--- Available data ---
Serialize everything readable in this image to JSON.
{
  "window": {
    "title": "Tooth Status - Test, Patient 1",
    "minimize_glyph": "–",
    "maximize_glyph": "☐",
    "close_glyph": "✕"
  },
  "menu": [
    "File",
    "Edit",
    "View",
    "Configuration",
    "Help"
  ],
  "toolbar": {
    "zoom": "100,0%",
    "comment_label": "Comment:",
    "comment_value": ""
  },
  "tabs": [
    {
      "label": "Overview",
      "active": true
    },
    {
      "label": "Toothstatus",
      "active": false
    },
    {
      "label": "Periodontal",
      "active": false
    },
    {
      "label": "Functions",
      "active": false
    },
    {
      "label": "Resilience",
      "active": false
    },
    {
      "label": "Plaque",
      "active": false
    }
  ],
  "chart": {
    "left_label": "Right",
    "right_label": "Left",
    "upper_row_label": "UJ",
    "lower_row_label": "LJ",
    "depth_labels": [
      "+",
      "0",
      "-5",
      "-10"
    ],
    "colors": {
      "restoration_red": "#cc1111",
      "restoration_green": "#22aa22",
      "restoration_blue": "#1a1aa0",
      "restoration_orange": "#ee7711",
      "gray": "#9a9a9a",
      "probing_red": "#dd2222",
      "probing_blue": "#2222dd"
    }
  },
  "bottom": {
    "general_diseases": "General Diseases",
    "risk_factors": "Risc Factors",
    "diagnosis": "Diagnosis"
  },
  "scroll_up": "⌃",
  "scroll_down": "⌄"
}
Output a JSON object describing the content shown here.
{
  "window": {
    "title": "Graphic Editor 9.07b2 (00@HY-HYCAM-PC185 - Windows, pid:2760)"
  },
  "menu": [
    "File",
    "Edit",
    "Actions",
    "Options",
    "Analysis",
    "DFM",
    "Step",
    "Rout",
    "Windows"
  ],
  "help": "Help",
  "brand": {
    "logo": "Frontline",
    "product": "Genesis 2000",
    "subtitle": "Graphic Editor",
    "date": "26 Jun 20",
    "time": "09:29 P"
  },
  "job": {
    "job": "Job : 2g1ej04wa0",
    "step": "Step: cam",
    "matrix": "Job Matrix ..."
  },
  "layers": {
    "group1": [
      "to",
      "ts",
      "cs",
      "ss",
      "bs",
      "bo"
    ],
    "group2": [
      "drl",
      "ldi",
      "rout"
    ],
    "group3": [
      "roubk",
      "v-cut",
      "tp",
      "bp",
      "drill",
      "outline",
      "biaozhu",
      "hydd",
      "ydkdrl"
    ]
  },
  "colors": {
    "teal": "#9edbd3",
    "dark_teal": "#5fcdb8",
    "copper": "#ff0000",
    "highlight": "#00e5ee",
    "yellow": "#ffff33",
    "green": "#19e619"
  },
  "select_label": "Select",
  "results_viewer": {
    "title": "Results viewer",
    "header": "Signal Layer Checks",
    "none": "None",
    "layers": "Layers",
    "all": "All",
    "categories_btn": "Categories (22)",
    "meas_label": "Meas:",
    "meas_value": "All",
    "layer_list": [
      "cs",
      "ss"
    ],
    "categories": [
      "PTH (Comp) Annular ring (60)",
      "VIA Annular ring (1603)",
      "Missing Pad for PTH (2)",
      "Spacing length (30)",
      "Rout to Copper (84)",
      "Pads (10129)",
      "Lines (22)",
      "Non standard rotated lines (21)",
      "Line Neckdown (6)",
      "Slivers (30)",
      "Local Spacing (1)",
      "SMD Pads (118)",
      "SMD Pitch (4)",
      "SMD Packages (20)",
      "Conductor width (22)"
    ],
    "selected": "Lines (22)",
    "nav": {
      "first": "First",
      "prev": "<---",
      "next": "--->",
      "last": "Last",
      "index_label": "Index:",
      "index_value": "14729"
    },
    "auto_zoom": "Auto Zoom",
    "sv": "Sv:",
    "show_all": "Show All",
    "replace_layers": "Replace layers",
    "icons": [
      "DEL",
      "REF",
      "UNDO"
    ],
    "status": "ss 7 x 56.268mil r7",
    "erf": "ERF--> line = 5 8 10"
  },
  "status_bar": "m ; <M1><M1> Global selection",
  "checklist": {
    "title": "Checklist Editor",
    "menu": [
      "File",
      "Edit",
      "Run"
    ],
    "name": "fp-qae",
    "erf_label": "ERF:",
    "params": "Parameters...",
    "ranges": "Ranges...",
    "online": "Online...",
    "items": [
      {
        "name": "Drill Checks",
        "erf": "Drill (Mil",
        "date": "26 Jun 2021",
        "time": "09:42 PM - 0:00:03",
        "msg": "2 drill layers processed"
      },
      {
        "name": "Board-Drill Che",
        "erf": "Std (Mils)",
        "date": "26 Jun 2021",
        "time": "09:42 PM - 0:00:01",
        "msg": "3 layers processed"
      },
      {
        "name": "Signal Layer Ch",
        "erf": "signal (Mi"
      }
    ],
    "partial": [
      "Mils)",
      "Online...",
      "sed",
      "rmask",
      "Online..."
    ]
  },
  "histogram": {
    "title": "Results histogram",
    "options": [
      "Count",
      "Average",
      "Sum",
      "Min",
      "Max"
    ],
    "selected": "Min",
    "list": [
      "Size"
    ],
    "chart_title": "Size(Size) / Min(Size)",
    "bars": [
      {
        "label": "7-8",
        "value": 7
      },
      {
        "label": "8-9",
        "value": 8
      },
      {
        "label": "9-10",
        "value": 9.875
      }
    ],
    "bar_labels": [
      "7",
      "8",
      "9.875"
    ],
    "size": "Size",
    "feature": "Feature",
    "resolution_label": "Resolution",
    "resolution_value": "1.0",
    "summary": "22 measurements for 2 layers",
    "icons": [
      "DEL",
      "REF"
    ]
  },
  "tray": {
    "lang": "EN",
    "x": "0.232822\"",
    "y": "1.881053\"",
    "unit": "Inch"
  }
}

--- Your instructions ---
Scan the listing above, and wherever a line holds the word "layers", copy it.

--- Response area ---
  "layers": {
    "layers": "Layers",
    "replace_layers": "Replace layers",
        "msg": "2 drill layers processed"
        "msg": "3 layers processed"
    "summary": "22 measurements for 2 layers",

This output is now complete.